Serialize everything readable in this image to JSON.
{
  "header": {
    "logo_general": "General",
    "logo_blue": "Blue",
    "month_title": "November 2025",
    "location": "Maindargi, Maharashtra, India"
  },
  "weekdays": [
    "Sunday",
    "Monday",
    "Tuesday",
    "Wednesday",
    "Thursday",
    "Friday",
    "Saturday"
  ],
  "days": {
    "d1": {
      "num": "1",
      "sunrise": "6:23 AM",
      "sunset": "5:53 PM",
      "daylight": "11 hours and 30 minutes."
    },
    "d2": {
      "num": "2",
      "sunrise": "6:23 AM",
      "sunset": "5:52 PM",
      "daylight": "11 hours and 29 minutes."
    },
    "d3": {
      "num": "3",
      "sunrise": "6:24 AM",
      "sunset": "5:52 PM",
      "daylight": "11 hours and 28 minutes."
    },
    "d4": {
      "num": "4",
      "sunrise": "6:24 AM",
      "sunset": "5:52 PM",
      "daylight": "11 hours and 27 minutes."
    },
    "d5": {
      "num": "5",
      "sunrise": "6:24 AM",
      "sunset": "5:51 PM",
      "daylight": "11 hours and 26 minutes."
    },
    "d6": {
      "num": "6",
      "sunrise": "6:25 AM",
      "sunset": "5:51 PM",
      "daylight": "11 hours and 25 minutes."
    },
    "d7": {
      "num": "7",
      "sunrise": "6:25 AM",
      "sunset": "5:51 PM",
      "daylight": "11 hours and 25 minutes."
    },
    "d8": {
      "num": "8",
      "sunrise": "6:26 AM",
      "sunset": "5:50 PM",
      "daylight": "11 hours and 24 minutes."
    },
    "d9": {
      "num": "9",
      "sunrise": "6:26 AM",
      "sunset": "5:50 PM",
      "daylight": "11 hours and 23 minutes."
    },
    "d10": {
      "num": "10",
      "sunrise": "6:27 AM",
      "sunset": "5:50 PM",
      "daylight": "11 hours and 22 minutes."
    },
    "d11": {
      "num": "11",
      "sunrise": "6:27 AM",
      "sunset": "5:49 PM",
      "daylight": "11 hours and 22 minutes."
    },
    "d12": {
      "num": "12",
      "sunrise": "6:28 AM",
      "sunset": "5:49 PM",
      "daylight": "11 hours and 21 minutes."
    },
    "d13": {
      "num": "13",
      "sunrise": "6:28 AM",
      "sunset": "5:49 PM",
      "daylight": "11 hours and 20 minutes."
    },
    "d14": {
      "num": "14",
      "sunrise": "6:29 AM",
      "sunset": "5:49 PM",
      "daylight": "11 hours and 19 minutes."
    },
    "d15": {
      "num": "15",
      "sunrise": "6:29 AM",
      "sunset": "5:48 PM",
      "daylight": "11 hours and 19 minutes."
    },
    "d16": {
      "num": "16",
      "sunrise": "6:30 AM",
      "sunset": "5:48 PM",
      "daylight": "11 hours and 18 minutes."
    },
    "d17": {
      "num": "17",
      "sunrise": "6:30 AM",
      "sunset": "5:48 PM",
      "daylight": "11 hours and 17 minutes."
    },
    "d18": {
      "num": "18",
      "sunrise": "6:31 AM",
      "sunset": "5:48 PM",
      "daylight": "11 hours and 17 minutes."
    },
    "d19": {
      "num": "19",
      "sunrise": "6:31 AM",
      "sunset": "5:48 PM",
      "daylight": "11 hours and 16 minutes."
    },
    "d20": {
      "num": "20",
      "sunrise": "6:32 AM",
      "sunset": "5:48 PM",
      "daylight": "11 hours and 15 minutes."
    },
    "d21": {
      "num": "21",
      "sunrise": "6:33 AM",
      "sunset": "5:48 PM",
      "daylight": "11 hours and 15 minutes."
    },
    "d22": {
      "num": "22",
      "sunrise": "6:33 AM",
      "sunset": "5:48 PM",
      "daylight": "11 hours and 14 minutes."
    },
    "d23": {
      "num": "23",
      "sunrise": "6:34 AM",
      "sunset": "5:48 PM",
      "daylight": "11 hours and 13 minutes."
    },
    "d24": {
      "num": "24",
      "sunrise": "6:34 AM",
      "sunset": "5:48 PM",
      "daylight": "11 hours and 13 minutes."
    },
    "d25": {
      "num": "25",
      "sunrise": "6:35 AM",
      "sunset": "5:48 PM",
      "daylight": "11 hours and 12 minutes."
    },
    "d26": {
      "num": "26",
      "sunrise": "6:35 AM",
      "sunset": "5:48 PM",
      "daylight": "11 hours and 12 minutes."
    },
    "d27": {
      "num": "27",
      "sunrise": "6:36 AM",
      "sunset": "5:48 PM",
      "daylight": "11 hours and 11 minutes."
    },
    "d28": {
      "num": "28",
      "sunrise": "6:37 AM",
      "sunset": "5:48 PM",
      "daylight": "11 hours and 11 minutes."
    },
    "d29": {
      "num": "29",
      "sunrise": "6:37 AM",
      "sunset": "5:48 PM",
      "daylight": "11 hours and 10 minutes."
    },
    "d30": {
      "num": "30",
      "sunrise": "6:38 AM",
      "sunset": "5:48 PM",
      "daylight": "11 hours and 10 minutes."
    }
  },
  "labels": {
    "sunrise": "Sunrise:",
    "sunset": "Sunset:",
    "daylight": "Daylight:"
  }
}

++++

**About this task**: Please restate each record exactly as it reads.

**Task output**:
Serialize everything readable in this image to JSON.
{
  "header": {
    "logo_general": "General",
    "logo_blue": "Blue",
    "month_title": "November 2025",
    "location": "Maindargi, Maharashtra, India"
  },
  "weekdays": [
    "Sunday",
    "Monday",
    "Tuesday",
    "Wednesday",
    "Thursday",
    "Friday",
    "Saturday"
  ],
  "days": {
    "d1": {
      "num": "1",
      "sunrise": "6:23 AM",
      "sunset": "5:53 PM",
      "daylight": "11 hours and 30 minutes."
    },
    "d2": {
      "num": "2",
      "sunrise": "6:23 AM",
      "sunset": "5:52 PM",
      "daylight": "11 hours and 29 minutes."
    },
    "d3": {
      "num": "3",
      "sunrise": "6:24 AM",
      "sunset": "5:52 PM",
      "daylight": "11 hours and 28 minutes."
    },
    "d4": {
      "num": "4",
      "sunrise": "6:24 AM",
      "sunset": "5:52 PM",
      "daylight": "11 hours and 27 minutes."
    },
    "d5": {
      "num": "5",
      "sunrise": "6:24 AM",
      "sunset": "5:51 PM",
      "daylight": "11 hours and 26 minutes."
    },
    "d6": {
      "num": "6",
      "sunrise": "6:25 AM",
      "sunset": "5:51 PM",
      "daylight": "11 hours and 25 minutes."
    },
    "d7": {
      "num": "7",
      "sunrise": "6:25 AM",
      "sunset": "5:51 PM",
      "daylight": "11 hours and 25 minutes."
    },
    "d8": {
      "num": "8",
      "sunrise": "6:26 AM",
      "sunset": "5:50 PM",
      "daylight": "11 hours and 24 minutes."
    },
    "d9": {
      "num": "9",
      "sunrise": "6:26 AM",
      "sunset": "5:50 PM",
      "daylight": "11 hours and 23 minutes."
    },
    "d10": {
      "num": "10",
      "sunrise": "6:27 AM",
      "sunset": "5:50 PM",
      "daylight": "11 hours and 22 minutes."
    },
    "d11": {
      "num": "11",
      "sunrise": "6:27 AM",
      "sunset": "5:49 PM",
      "daylight": "11 hours and 22 minutes."
    },
    "d12": {
      "num": "12",
      "sunrise": "6:28 AM",
      "sunset": "5:49 PM",
      "daylight": "11 hours and 21 minutes."
    },
    "d13": {
      "num": "13",
      "sunrise": "6:28 AM",
      "sunset": "5:49 PM",
      "daylight": "11 hours and 20 minutes."
    },
    "d14": {
      "num": "14",
      "sunrise": "6:29 AM",
      "sunset": "5:49 PM",
      "daylight": "11 hours and 19 minutes."
    },
    "d15": {
      "num": "15",
      "sunrise": "6:29 AM",
      "sunset": "5:48 PM",
      "daylight": "11 hours and 19 minutes."
    },
    "d16": {
      "num": "16",
      "sunrise": "6:30 AM",
      "sunset": "5:48 PM",
      "daylight": "11 hours and 18 minutes."
    },
    "d17": {
      "num": "17",
      "sunrise": "6:30 AM",
      "sunset": "5:48 PM",
      "daylight": "11 hours and 17 minutes."
    },
    "d18": {
      "num": "18",
      "sunrise": "6:31 AM",
      "sunset": "5:48 PM",
      "daylight": "11 hours and 17 minutes."
    },
    "d19": {
      "num": "19",
      "sunrise": "6:31 AM",
      "sunset": "5:48 PM",
      "daylight": "11 hours and 16 minutes."
    },
    "d20": {
      "num": "20",
      "sunrise": "6:32 AM",
      "sunset": "5:48 PM",
      "daylight": "11 hours and 15 minutes."
    },
    "d21": {
      "num": "21",
      "sunrise": "6:33 AM",
      "sunset": "5:48 PM",
      "daylight": "11 hours and 15 minutes."
    },
    "d22": {
      "num": "22",
      "sunrise": "6:33 AM",
      "sunset": "5:48 PM",
      "daylight": "11 hours and 14 minutes."
    },
    "d23": {
      "num": "23",
      "sunrise": "6:34 AM",
      "sunset": "5:48 PM",
      "daylight": "11 hours and 13 minutes."
    },
    "d24": {
      "num": "24",
      "sunrise": "6:34 AM",
      "sunset": "5:48 PM",
      "daylight": "11 hours and 13 minutes."
    },
    "d25": {
      "num": "25",
      "sunrise": "6:35 AM",
      "sunset": "5:48 PM",
      "daylight": "11 hours and 12 minutes."
    },
    "d26": {
      "num": "26",
      "sunrise": "6:35 AM",
      "sunset": "5:48 PM",
      "daylight": "11 hours and 12 minutes."
    },
    "d27": {
      "num": "27",
      "sunrise": "6:36 AM",
      "sunset": "5:48 PM",
      "daylight": "11 hours and 11 minutes."
    },
    "d28": {
      "num": "28",
      "sunrise": "6:37 AM",
      "sunset": "5:48 PM",
      "daylight": "11 hours and 11 minutes."
    },
    "d29": {
      "num": "29",
      "sunrise": "6:37 AM",
      "sunset": "5:48 PM",
      "daylight": "11 hours and 10 minutes."
    },
    "d30": {
      "num": "30",
      "sunrise": "6:38 AM",
      "sunset": "5:48 PM",
      "daylight": "11 hours and 10 minutes."
    }
  },
  "labels": {
    "sunrise": "Sunrise:",
    "sunset": "Sunset:",
    "daylight": "Daylight:"
  }
}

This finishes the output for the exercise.